■ Provided data
* * *
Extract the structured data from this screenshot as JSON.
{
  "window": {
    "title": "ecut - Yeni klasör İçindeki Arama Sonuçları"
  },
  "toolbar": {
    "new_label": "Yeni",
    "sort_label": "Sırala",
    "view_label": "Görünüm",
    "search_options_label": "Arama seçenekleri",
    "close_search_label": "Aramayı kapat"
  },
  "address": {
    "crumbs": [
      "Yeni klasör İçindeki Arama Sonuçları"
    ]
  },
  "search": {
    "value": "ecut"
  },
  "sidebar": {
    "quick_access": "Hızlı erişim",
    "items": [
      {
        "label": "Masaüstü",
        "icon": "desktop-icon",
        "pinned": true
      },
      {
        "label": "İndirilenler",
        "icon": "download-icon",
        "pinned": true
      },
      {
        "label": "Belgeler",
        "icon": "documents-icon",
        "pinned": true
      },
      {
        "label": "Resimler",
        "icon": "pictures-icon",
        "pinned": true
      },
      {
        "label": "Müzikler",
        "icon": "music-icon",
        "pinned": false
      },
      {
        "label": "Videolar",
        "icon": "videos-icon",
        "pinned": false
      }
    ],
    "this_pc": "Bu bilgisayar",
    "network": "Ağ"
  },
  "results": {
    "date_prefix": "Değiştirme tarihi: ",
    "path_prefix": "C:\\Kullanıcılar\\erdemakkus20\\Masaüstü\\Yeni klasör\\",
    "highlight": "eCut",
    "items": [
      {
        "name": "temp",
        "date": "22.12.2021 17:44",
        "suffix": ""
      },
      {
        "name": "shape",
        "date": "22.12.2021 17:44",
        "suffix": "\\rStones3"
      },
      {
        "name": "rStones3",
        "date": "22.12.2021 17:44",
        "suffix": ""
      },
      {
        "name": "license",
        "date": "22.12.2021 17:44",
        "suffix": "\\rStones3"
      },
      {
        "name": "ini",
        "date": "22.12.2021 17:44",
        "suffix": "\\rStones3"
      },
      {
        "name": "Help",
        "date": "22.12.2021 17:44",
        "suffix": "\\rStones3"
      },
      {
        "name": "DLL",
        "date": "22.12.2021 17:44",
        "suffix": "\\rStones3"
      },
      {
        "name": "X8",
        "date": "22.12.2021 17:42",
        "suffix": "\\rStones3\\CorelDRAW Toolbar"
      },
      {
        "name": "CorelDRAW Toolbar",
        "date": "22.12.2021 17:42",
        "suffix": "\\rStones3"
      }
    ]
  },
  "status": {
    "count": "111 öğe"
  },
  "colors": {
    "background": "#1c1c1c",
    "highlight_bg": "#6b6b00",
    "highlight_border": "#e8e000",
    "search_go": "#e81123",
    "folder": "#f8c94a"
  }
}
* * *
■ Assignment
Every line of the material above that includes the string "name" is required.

■ Exercise response
        "name": "temp",
        "name": "shape",
        "name": "rStones3",
        "name": "license",
        "name": "ini",
        "name": "Help",
        "name": "DLL",
        "name": "X8",
        "name": "CorelDRAW Toolbar",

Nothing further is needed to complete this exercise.